Collected data entries:
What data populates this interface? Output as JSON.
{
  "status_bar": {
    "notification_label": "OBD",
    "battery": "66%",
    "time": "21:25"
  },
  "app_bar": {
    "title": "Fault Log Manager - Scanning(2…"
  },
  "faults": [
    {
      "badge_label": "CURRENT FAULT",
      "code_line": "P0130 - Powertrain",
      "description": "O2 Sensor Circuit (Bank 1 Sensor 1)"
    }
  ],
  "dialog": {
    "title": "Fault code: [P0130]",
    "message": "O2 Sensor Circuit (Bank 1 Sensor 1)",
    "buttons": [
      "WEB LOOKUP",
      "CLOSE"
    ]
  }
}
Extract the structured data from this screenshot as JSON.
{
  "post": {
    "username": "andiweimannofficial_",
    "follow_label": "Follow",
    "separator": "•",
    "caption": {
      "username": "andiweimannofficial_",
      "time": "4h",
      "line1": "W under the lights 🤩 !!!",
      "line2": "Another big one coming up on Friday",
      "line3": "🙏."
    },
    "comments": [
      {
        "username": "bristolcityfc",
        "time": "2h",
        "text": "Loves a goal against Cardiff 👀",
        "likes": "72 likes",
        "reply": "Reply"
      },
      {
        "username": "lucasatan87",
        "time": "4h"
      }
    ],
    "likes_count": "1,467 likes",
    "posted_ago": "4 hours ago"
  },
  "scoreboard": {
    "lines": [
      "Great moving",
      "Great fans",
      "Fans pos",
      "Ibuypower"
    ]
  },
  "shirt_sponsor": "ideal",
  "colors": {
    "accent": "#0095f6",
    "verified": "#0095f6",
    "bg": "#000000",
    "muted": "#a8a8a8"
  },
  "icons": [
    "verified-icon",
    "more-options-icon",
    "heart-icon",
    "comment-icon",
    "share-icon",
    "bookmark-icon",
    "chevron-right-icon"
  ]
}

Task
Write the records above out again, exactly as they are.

Answer below
What data populates this interface? Output as JSON.
{
  "status_bar": {
    "notification_label": "OBD",
    "battery": "66%",
    "time": "21:25"
  },
  "app_bar": {
    "title": "Fault Log Manager - Scanning(2…"
  },
  "faults": [
    {
      "badge_label": "CURRENT FAULT",
      "code_line": "P0130 - Powertrain",
      "description": "O2 Sensor Circuit (Bank 1 Sensor 1)"
    }
  ],
  "dialog": {
    "title": "Fault code: [P0130]",
    "message": "O2 Sensor Circuit (Bank 1 Sensor 1)",
    "buttons": [
      "WEB LOOKUP",
      "CLOSE"
    ]
  }
}
Extract the structured data from this screenshot as JSON.
{
  "post": {
    "username": "andiweimannofficial_",
    "follow_label": "Follow",
    "separator": "•",
    "caption": {
      "username": "andiweimannofficial_",
      "time": "4h",
      "line1": "W under the lights 🤩 !!!",
      "line2": "Another big one coming up on Friday",
      "line3": "🙏."
    },
    "comments": [
      {
        "username": "bristolcityfc",
        "time": "2h",
        "text": "Loves a goal against Cardiff 👀",
        "likes": "72 likes",
        "reply": "Reply"
      },
      {
        "username": "lucasatan87",
        "time": "4h"
      }
    ],
    "likes_count": "1,467 likes",
    "posted_ago": "4 hours ago"
  },
  "scoreboard": {
    "lines": [
      "Great moving",
      "Great fans",
      "Fans pos",
      "Ibuypower"
    ]
  },
  "shirt_sponsor": "ideal",
  "colors": {
    "accent": "#0095f6",
    "verified": "#0095f6",
    "bg": "#000000",
    "muted": "#a8a8a8"
  },
  "icons": [
    "verified-icon",
    "more-options-icon",
    "heart-icon",
    "comment-icon",
    "share-icon",
    "bookmark-icon",
    "chevron-right-icon"
  ]
}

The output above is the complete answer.